more rigorously defined. They must be exactly of that size (in bits)
and must be represented in twos complement and must not have padding
bits. But they are not relevant to you, as you are focused on C95.

Although you can find out the number of usable (i.e. value) bits from
the range of a type, it's not easy and even then there is no
information on particular bits. For example bits 2 to 4 may be padding
bits, or may not be, you can't easily tell.

 
Reply With Quote
 
Richard Heathfield
Guest
Posts: n/a
 
      03-09-2008
Ioannis Vranos said:

> jacob navia wrote:
>> Ioannis Vranos wrote:
>>> About C95.
>>>
>>> Is there any mentioning in the standard about the number of usable
>>> bits of the various built in types, apart from char/signed
>>> char/unsigned char types? Or only about the minimum value ranges of
>>> them?

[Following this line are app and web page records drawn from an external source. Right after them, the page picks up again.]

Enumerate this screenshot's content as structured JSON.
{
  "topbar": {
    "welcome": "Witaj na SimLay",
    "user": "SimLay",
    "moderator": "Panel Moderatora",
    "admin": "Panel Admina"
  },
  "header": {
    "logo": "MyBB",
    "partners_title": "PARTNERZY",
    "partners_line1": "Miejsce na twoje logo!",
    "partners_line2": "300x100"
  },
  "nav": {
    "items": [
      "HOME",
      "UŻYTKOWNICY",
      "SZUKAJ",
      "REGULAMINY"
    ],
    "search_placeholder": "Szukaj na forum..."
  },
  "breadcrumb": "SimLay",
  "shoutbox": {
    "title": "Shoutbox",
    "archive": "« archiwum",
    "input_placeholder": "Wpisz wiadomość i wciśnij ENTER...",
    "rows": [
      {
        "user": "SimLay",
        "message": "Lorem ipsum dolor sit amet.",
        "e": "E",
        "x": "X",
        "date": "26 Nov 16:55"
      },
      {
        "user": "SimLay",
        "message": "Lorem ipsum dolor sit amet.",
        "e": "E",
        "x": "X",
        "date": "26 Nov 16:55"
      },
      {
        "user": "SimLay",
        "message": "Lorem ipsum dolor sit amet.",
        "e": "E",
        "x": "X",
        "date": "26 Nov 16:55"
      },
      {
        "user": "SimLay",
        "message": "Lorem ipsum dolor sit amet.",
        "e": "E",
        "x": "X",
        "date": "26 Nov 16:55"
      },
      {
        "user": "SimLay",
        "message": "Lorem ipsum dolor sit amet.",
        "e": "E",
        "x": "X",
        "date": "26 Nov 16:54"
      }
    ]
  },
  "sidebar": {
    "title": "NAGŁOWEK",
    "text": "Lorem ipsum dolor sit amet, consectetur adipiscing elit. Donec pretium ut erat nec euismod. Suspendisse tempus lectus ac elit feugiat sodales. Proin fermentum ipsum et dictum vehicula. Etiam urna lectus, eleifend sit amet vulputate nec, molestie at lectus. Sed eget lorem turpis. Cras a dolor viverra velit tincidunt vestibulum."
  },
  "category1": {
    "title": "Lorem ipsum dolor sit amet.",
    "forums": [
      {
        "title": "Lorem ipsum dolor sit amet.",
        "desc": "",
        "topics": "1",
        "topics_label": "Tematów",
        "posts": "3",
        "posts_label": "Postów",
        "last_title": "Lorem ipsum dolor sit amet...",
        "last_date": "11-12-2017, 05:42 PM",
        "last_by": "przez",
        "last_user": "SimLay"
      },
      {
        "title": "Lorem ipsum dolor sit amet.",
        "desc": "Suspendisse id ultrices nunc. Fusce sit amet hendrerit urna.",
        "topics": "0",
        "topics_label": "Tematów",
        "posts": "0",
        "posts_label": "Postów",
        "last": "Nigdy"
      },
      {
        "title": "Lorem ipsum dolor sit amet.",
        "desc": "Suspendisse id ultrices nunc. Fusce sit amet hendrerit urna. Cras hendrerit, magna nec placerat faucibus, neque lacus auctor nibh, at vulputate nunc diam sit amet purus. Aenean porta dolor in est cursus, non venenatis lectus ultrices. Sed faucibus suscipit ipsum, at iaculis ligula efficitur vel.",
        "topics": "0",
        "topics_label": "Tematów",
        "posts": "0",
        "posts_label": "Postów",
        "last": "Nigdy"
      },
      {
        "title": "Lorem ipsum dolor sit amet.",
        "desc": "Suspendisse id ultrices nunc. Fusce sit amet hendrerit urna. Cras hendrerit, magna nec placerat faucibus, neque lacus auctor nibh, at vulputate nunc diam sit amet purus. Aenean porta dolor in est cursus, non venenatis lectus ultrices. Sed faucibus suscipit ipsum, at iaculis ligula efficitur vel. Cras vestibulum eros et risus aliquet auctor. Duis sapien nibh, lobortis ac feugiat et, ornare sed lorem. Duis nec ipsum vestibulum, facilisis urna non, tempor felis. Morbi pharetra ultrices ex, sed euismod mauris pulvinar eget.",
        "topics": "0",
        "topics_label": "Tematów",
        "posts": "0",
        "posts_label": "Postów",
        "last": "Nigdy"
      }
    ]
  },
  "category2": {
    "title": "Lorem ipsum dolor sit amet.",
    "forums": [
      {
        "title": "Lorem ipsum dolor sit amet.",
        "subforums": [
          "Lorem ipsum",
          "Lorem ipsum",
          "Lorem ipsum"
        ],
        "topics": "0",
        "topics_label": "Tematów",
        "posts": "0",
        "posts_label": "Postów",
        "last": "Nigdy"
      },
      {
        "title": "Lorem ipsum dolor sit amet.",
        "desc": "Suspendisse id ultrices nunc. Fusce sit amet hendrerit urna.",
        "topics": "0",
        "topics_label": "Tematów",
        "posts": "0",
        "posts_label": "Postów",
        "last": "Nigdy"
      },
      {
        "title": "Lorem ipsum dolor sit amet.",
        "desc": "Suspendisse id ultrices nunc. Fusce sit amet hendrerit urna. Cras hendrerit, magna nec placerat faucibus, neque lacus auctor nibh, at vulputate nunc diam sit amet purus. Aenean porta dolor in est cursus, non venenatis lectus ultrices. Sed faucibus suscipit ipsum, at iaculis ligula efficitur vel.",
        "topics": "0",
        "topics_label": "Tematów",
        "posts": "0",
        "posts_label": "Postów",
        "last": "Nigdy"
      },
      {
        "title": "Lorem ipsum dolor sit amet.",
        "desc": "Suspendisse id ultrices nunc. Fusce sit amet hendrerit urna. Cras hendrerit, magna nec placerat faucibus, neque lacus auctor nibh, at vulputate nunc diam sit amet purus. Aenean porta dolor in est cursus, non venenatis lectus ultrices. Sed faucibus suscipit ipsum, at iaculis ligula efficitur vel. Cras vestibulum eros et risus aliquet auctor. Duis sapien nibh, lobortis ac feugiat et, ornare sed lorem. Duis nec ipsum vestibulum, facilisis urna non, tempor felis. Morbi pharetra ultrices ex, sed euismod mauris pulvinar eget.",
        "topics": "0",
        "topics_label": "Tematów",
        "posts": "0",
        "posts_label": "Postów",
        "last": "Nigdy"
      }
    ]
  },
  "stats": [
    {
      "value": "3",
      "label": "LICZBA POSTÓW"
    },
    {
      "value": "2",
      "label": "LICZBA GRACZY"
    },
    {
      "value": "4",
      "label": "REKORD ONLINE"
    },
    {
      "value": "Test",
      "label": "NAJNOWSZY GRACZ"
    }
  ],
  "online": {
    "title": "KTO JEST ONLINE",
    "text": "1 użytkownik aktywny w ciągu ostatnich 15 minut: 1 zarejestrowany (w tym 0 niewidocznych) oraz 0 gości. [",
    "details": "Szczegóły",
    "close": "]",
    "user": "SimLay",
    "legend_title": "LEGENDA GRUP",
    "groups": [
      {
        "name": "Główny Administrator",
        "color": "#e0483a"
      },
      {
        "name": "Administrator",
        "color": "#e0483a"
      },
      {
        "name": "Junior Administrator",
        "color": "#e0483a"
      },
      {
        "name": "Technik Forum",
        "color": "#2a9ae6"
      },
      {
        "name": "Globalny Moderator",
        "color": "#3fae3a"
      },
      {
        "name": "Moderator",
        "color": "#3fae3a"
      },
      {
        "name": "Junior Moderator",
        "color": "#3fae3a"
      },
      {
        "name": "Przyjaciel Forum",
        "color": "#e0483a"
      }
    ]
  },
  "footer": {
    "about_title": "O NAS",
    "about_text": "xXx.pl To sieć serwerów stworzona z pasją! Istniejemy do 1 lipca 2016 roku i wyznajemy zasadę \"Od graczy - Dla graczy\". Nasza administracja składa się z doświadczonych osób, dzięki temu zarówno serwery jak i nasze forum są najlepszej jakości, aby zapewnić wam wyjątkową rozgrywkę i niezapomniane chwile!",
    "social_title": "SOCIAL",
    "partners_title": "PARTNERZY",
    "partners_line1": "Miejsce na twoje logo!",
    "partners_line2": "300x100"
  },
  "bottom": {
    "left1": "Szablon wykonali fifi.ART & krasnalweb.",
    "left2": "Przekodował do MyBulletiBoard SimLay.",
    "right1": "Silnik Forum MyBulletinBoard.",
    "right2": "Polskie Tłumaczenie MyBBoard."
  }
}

>>
>> 1) C95 is not a standard.

>
>
> What do you mean it isn't a standard? Of course it is.


Right.

Do you remember your first foray into comp.lang.c a few years ago? Remember
when you knew all the answers, and anyone that disagreed with you must be
some kind of idiot? Well, you learned better. Jacob Navia didn't.

>> It is obsoleted by C99.
>>
>> 2) Use C99 int32_t, int64_t, etc

>
>
> I want to program in C95.


I want to program in C, which for me means sticking to the common subset of
C90, C95, and C99. It is true that the current de jure standard is C99,
but until, at the very least, GNU and Microsoft offer conforming C99
implementations it will not be a de facto standard in the foreseeable
future. Note that lcc-win32, which Jacob Navia pushes even harder than he
pushes C99, is not C99-conforming.

--
Richard Heathfield <http://www.cpax.org.uk>
Email: -http://www. +rjh@
Google users: <http://www.cpax.org.uk/prg/writings/googly.php>
"Usenet is a strange place" - dmr 29 July 1999
 
Reply With Quote
 
 
 
Reply

Thread Tools

Posting Rules
You may not post new threads
You may not post replies
You may not post attachments
You may not edit your posts

BB code is On
Smilies are On
[IMG] code is On
HTML code is Off
Trackbacks are On
Pingbacks are On
Refbacks are Off


Similar Threads
Thread Thread Starter Forum Replies Last Post
Minimum and Maximum of a list containing floating point numbers ceycey Python 5 09-07-2010 02:52 PM
Minimum value of floating point types. Fred Zwarts C++ 5 10-08-2009 03:46 PM
C/C++ language proposal: Change the 'case expression' from "integral constant-expression" to "integral expression" Adem C++ 42 11-04-2008 12:39 PM
C/C++ language proposal: Change the 'case expression' from "integral constant-expression" to "integral expression" Adem C Programming 45 11-04-2008 12:39 PM
Minimum sizes of integral and floating point types Ioannis Vranos C++ 13 03-10-2008 06:29 PM



Advertisments